If you’re like some of my students, you’re currently balancing being Teacher, Gym Teacher, and Lunch Lady in addition to being Architect, Project Manager, and Engineer.
And depending on your family situation, it’s possible you may be in the default role of ‘project manager’ of the household—which makes this time only harder. Women are much more likely than men to carry ‘the mental load.’
The mental load is the burden of being the one who doesn’t just do the work but delegates it. Who figures out what needs to be done. Who is the go-to parent for questions from kids. That makes it hard to get any focus time and push forward anything beyond emails and small tasks.
Over the last few weeks, you may have found that structure can help the kids. Even if they’re not in school, many parents have been creating schedules with outside time, snack time, art time, etc. for their kids.
Structure can help the adults too. If you have a partner that can share the load, I’ve been advising my coaching students to set up as-regular-as-possible schedules with their partners describing who will be on with kids (who’s the person to be interrupted at this time) and household needs, and who is the partner who will have focused work time in a block schedule.
While you may not have full control over your schedule on any given day (there may be that 7-person project management meeting that you can’t control) if you have ‘default’ blocks that you try to schedule into, it will be easier to share the load and get that focus time.
And a bonus—kids like structure but adults do too—whether or not you have kids of your own. We don’t realize how much the familiar nature of coming into the office and grabbing our cup of coffee helps us focus into the context of work—until we’ve got to do it in our living rooms amidst finger paints and yesterday’s laundry.
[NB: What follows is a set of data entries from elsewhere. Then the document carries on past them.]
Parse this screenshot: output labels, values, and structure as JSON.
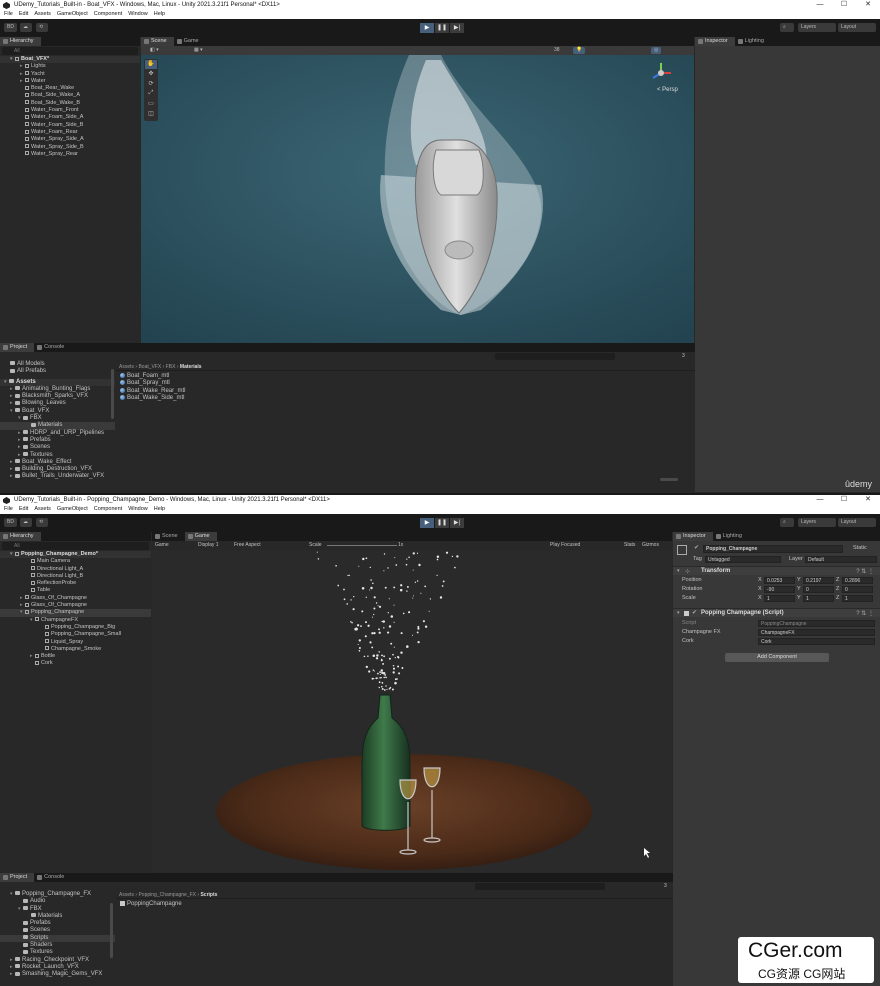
{
  "top": {
    "title": "UDemy_Tutorials_Built-in - Boat_VFX - Windows, Mac, Linux - Unity 2021.3.21f1 Personal* <DX11>",
    "menu": [
      "File",
      "Edit",
      "Assets",
      "GameObject",
      "Component",
      "Window",
      "Help"
    ],
    "toolbar": {
      "account": "BD",
      "layers": "Layers",
      "layout": "Layout",
      "scene_2d": "2D"
    },
    "tabs": {
      "hierarchy": "Hierarchy",
      "scene": "Scene",
      "game": "Game",
      "inspector": "Inspector",
      "lighting": "Lighting",
      "project": "Project",
      "console": "Console"
    },
    "hierarchy_search": "All",
    "hierarchy": [
      "Boat_VFX*",
      "Lights",
      "Yacht",
      "Water",
      "Boat_Rear_Wake",
      "Boat_Side_Wake_A",
      "Boat_Side_Wake_B",
      "Water_Foam_Front",
      "Water_Foam_Side_A",
      "Water_Foam_Side_B",
      "Water_Foam_Rear",
      "Water_Spray_Side_A",
      "Water_Spray_Side_B",
      "Water_Spray_Rear"
    ],
    "gizmo_label": "< Persp",
    "project_favorites": [
      "All Models",
      "All Prefabs"
    ],
    "project_tree": [
      "Assets",
      "Animating_Bunting_Flags",
      "Blacksmith_Sparks_VFX",
      "Blowing_Leaves",
      "Boat_VFX",
      "FBX",
      "Materials",
      "HDRP_and_URP_Pipelines",
      "Prefabs",
      "Scenes",
      "Textures",
      "Boat_Wake_Effect",
      "Building_Destruction_VFX",
      "Bullet_Trails_Underwater_VFX"
    ],
    "breadcrumb": [
      "Assets",
      "Boat_VFX",
      "FBX",
      "Materials"
    ],
    "files": [
      "Boat_Foam_mtl",
      "Boat_Spray_mtl",
      "Boat_Wake_Rear_mtl",
      "Boat_Wake_Side_mtl"
    ],
    "scene_count": "38",
    "badge_count": "3",
    "udemy": "ûdemy"
  },
  "bottom": {
    "title": "UDemy_Tutorials_Built-in - Popping_Champagne_Demo - Windows, Mac, Linux - Unity 2021.3.21f1 Personal* <DX11>",
    "hierarchy": [
      "Popping_Champagne_Demo*",
      "Main Camera",
      "Directional Light_A",
      "Directional Light_B",
      "ReflectionProbe",
      "Table",
      "Glass_Of_Champagne",
      "Glass_Of_Champagne",
      "Popping_Champagne",
      "ChampagneFX",
      "Popping_Champagne_Big",
      "Popping_Champagne_Small",
      "Liquid_Spray",
      "Champagne_Smoke",
      "Bottle",
      "Cork"
    ],
    "game_bar": {
      "mode": "Game",
      "display": "Display 1",
      "aspect": "Free Aspect",
      "scale_label": "Scale",
      "scale_value": "1x",
      "play_focused": "Play Focused",
      "stats": "Stats",
      "gizmos": "Gizmos"
    },
    "inspector": {
      "object_name": "Popping_Champagne",
      "static_label": "Static",
      "tag_label": "Tag",
      "tag_value": "Untagged",
      "layer_label": "Layer",
      "layer_value": "Default",
      "transform_title": "Transform",
      "position_label": "Position",
      "rotation_label": "Rotation",
      "scale_label": "Scale",
      "position": {
        "x": "0.0253",
        "y": "0.2197",
        "z": "0.2896"
      },
      "rotation": {
        "x": "-90",
        "y": "0",
        "z": "0"
      },
      "scale": {
        "x": "1",
        "y": "1",
        "z": "1"
      },
      "axis": {
        "x": "X",
        "y": "Y",
        "z": "Z"
      },
      "script_title": "Popping Champagne (Script)",
      "script_label": "Script",
      "script_value": "PoppingChampagne",
      "fx_label": "Champagne FX",
      "fx_value": "ChampagneFX",
      "cork_label": "Cork",
      "cork_value": "Cork",
      "add_component": "Add Component"
    },
    "project_tree": [
      "Popping_Champagne_FX",
      "Audio",
      "FBX",
      "Materials",
      "Prefabs",
      "Scenes",
      "Scripts",
      "Shaders",
      "Textures",
      "Racing_Checkpoint_VFX",
      "Rocket_Launch_VFX",
      "Smashing_Magic_Gems_VFX"
    ],
    "breadcrumb": [
      "Assets",
      "Popping_Champagne_FX",
      "Scripts"
    ],
    "files": [
      "PoppingChampagne"
    ]
  },
  "watermark": {
    "line1": "CGer.com",
    "line2": "CG资源 CG网站"
  }
}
But you can create a little of that structure for yourself. And a little bit can make a big difference.
Juiceboxes are optional, of course.